The stain on the wall

by Steven Roberts

Donald Trump’s chief of staff’s young aide Cassidy Hutchinson describes this White House scene: It’s December 2020. The president’s former attorney general, Bill Barr, has just given an interview denying that the election had been rigged. Trump is “extremely angry,” Hutchinson told the Congressional committee investigating the Jan. 6 insurrection — so angry that he throws his lunch against the wall.

After hearing the crash of crockery, the young woman races to the president’s dining room. “There was ketchup dripping down the wall and a shattered porcelain plate on the floor,” she testified. So, she grabs a towel and starts wiping up the condiment that is staining the wall red.

That image sums up the most damning implication of Hutchinson’s stunning testimony. She portrayed a man whose combustible temper — fanned into flames by a lack of character and self-control — makes him emotionally and psychologically unfit to serve as president.
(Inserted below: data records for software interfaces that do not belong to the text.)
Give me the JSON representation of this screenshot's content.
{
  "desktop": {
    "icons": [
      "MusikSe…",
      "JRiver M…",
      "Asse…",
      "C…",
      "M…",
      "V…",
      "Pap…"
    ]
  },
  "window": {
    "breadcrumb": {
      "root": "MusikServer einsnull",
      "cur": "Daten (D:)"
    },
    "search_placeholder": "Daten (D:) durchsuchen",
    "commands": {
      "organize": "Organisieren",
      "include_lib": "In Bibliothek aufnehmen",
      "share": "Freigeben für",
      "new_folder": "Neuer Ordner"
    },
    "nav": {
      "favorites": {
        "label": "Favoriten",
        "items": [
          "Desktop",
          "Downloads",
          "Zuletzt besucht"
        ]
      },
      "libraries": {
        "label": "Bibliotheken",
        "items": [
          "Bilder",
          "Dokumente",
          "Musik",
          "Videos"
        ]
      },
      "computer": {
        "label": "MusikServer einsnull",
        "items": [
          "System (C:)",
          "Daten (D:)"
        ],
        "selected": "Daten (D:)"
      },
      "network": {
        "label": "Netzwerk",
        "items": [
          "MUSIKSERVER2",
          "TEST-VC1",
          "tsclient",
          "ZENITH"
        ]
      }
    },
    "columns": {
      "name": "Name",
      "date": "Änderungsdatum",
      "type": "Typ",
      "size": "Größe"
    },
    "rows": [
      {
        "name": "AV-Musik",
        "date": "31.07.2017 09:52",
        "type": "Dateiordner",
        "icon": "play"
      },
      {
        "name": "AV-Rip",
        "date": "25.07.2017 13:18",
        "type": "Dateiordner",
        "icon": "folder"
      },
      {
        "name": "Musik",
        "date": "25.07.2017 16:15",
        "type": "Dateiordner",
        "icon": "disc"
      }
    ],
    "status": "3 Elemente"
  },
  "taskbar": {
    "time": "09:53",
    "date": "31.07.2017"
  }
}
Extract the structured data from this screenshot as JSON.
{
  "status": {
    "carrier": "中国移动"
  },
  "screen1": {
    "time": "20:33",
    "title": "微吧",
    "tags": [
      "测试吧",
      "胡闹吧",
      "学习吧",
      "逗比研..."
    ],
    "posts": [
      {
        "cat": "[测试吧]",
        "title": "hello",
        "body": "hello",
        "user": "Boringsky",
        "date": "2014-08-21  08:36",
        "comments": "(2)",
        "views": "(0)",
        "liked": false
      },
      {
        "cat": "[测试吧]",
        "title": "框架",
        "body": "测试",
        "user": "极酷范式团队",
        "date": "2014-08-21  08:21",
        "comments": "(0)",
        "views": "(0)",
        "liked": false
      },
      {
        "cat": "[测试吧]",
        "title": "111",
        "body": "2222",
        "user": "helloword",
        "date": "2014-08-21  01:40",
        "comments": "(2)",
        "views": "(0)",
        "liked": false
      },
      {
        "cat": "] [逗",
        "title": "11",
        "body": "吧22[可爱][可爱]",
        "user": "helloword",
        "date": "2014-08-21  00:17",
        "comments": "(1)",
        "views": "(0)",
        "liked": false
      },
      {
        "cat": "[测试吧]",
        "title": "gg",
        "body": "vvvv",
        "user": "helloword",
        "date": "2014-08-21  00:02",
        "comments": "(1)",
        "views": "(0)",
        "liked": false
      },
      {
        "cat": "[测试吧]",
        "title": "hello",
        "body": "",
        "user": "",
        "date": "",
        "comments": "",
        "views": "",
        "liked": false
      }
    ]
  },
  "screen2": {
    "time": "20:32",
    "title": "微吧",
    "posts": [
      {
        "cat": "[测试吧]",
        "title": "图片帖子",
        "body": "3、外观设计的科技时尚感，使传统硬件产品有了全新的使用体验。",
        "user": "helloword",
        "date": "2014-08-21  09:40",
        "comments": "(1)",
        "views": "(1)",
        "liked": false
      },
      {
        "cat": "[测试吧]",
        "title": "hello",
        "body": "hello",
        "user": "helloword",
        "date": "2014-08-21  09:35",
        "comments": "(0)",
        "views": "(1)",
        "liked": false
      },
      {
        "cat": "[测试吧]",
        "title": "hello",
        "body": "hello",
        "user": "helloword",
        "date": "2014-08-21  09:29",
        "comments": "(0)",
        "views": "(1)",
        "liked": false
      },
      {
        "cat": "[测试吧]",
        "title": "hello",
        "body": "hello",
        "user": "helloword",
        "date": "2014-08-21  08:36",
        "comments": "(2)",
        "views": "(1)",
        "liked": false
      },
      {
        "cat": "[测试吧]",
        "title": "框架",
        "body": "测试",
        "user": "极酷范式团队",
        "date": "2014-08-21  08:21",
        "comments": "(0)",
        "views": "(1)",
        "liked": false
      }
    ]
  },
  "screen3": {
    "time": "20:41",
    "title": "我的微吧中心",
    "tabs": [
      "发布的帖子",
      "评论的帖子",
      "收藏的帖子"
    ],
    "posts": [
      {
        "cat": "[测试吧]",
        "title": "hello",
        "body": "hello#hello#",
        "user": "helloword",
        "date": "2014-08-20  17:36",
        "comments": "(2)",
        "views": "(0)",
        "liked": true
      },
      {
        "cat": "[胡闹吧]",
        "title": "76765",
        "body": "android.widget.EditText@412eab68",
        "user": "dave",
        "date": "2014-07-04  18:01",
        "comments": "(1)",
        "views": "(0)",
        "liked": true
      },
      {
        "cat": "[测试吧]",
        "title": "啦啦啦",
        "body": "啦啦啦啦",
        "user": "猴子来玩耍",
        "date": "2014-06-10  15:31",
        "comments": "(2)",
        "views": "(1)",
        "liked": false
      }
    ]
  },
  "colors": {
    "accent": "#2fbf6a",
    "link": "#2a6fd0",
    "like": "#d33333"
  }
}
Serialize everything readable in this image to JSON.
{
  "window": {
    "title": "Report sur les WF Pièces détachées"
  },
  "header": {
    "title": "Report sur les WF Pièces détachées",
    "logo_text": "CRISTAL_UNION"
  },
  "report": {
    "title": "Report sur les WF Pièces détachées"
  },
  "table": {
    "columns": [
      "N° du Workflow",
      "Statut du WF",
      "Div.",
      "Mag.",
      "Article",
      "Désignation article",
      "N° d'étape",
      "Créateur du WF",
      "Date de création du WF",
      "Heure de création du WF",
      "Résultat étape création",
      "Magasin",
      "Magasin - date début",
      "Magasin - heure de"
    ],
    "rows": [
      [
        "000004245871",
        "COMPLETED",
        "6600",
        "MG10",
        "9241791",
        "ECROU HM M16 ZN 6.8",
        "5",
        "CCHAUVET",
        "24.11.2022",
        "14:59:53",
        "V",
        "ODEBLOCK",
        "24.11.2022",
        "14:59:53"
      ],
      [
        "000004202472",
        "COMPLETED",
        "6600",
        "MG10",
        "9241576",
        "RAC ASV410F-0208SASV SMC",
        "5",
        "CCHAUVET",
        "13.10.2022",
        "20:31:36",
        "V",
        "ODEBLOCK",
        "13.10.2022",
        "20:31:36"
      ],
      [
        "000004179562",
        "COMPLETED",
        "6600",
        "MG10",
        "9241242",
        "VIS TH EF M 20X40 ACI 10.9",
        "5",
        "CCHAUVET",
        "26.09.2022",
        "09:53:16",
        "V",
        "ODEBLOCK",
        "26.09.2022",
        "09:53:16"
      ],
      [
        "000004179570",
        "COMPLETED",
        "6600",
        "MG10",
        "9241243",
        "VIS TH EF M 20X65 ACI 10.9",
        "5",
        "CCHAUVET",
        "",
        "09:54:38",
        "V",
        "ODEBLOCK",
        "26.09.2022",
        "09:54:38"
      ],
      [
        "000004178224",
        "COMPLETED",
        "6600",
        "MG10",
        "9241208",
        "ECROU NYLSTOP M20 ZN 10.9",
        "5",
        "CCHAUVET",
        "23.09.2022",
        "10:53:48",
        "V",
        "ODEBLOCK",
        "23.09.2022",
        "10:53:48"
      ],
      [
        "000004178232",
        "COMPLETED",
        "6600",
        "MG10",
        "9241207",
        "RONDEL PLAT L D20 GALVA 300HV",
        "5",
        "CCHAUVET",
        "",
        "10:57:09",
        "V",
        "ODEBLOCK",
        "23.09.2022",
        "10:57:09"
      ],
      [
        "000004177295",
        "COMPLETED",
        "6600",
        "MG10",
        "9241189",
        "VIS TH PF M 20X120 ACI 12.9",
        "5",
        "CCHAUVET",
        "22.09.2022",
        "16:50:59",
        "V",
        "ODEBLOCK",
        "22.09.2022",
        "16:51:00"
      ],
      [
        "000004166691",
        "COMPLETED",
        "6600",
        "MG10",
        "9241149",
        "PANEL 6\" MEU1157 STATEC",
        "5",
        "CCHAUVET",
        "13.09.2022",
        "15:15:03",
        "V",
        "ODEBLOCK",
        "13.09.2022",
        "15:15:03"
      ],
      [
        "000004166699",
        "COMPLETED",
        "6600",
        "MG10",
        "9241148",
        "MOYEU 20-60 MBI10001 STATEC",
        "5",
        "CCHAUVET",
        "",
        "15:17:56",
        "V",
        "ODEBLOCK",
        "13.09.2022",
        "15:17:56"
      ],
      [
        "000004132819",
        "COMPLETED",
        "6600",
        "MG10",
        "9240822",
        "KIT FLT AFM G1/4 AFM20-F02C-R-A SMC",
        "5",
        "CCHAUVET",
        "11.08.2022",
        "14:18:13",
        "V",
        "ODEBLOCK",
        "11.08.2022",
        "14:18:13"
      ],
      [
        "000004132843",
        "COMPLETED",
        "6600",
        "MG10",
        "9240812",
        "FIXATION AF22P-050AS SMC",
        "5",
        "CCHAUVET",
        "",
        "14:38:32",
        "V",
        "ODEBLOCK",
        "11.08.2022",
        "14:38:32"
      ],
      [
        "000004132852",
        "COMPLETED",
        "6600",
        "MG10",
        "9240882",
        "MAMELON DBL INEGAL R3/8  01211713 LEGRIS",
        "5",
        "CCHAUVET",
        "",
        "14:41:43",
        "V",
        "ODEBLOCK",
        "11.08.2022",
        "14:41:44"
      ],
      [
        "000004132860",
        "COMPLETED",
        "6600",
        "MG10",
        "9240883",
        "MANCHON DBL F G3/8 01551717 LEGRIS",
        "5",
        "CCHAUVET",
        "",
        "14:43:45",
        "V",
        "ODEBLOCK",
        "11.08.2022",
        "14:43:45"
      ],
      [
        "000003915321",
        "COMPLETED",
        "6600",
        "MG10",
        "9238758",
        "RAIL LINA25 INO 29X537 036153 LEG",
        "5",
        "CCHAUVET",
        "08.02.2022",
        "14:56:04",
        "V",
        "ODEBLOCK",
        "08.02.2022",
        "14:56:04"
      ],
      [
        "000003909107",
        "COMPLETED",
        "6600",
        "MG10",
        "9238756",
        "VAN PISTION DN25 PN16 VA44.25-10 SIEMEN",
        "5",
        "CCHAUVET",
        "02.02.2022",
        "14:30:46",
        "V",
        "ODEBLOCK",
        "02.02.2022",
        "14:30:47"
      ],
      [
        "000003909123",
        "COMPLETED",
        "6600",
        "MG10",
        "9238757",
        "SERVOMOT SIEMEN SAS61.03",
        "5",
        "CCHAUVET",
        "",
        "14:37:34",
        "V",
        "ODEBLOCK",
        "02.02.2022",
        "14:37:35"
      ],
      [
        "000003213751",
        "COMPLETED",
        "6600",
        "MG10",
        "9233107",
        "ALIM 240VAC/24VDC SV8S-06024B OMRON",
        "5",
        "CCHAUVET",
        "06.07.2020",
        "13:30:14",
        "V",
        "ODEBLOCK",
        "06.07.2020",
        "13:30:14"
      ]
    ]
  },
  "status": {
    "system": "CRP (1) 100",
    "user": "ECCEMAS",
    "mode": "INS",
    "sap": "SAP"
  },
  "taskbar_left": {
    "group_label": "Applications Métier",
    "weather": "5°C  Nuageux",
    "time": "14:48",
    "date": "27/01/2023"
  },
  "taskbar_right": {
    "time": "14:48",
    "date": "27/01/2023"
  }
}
And a growing number of Republicans are not only understanding that, but willing to say so publicly.

They don’t want to wipe any more of Trump’s ketchup off the wall.

The Washington Examiner, a reliably conservative organ that has long supported Trump, captured this trend in an editorial. Hutchinson’s words, wrote the Examiner’s editorial board, “ought to ring the death knell for former President Donald Trump’s political career. Trump is unfit to be anywhere near power ever again.”

The Congressional committee is spending a lot of time building a case that Trump is criminally liable for his actions on Jan. 6. The vice chair, Republican Liz Cheney, predicted on ABC that the panel could make “more than one criminal referral” to the Justice Department, and committee members are openly urging Attorney General Merrick Garland to indict the former president.

But focusing on Trump’s legal vulnerability puts the emphasis in the wrong place. Convincing a jury that the former president clearly conspired to subvert the orderly transition of power would be a difficult task. Two failed attempts to impeach Trump demonstrate that legal guilt and political culpability are very different standards.

The court of public opinion, not a court of law, is the better forum to judge Trump. Character flaws are a lot easier to prove than criminal acts. And a recent CNN poll found that fully half of all Republicans and GOP-leaning independents want their party to nominate someone other than Trump in 2024.

There are two separate but related reasons for their disenchantment, and the first is a rising concern that Trump would lose.

Voters tend to make decisions based more on personality than on policy. The most important question they ask of a candidate is this: Can their judgment be trusted? After all, presidents often wind up confronting issues that were seldom if ever discussed during their winning campaign. Not a word was said in 2016 about a disease called COVID-19, yet it consumed the last year of Trump’s term. Biden’s platform never anticipated the invasion of Ukraine or the surge of inflation.

Shrewd politicians understand the critical significance of the trust issue, and the damage done when a politician like Trump loses that trust. Rep. Don Bacon, a Nebraska Republican, said on “Meet the Press” that he would not back Trump in 2024, and his party must “learn the lesson (of) ‘Why did we lose in 2020?’ It was the comportment and the temperament.”

But within Republican ranks, a deeper fear than Trump losing is gaining momentum. It’s Trump winning.

A good example is Mick Mulvaney, the former Republican Congressman who served as Trump’s chief of staff. He used to defend the president, he said on CBS, but the hearings “certainly changed my mind,” and he is now convinced the president encouraged the violence on Jan. 6. “Count me among one of the Republicans who hopes he’s not the nominee at this point,” said Mulvaney.

Then there’s Asa Hutchinson (no relation to Cassidy), the outgoing governor of Arkansas. After listening to the Jan. 6 hearings, he said on CBS that Trump’s actions posed “a threat to our democracy. That was a threat to our institutions of government. And that’s not the behavior we want to see in a responsible president.”

“Republicans,” he added on Fox News, “need to do a lot of soul-searching as to what is the right thing here, and what is the right thing for our democracy in the future, and not simply adhere to the basic instincts of some of our base.”

As that soul-searching continues, the red stain on the White House wall cannot be wiped away. It’s indelible.

Steven Roberts teaches politics and journalism at George Washington University. Email: stevecokie@gmail.com.